Work request> Scan the lines below for the string "icon". Reply with how many match, and no other words.

[Opening Material provided section]

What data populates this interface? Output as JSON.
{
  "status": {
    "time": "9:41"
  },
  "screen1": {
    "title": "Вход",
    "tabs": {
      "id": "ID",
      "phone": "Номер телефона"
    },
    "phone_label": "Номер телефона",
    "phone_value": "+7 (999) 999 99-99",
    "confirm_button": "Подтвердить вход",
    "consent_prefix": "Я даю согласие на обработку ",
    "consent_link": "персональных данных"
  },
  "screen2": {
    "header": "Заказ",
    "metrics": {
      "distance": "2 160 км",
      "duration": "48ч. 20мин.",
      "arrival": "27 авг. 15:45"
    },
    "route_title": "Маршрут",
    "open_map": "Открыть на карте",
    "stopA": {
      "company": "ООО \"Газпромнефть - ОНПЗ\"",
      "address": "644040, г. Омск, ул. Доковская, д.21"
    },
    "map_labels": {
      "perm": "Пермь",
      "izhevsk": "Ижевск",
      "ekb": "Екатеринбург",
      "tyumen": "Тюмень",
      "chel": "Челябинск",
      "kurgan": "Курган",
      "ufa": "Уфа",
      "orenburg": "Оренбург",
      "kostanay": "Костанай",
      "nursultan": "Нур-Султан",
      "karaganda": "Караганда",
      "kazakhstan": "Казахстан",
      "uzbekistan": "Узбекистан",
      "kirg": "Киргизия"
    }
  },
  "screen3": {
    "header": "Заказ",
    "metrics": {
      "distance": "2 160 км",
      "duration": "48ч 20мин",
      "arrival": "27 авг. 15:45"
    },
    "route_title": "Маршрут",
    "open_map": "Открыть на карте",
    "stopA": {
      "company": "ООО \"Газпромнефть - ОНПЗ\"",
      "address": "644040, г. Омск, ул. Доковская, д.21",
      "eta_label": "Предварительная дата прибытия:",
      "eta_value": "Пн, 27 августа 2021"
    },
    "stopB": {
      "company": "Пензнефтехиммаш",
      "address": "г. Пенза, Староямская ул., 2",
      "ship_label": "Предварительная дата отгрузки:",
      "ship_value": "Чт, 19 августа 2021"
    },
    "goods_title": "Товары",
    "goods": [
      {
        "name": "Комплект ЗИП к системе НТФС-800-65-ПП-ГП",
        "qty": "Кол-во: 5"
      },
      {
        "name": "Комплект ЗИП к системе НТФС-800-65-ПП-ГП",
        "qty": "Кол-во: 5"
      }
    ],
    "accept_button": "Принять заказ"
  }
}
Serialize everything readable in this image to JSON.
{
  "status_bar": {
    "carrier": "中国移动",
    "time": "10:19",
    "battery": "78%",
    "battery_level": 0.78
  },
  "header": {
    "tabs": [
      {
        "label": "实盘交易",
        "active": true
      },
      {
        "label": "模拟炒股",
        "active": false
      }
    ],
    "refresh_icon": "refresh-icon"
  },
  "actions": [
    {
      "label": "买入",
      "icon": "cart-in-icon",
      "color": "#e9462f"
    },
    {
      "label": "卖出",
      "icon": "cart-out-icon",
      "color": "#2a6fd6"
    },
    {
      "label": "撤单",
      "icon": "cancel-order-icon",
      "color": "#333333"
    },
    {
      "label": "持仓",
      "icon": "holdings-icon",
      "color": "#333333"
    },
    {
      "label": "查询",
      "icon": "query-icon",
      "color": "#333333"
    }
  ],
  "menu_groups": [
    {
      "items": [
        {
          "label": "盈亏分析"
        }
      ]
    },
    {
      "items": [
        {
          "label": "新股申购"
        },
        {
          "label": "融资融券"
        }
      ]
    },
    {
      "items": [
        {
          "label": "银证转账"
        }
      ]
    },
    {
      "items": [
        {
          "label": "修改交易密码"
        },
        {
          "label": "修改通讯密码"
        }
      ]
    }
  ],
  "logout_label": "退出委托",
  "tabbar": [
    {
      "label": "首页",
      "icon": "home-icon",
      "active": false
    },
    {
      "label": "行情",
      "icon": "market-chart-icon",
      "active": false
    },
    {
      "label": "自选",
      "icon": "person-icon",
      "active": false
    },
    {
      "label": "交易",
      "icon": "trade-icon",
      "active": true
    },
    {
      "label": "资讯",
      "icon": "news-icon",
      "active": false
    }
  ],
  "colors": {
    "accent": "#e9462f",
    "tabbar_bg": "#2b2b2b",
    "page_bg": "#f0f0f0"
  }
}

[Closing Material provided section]

Your response> 11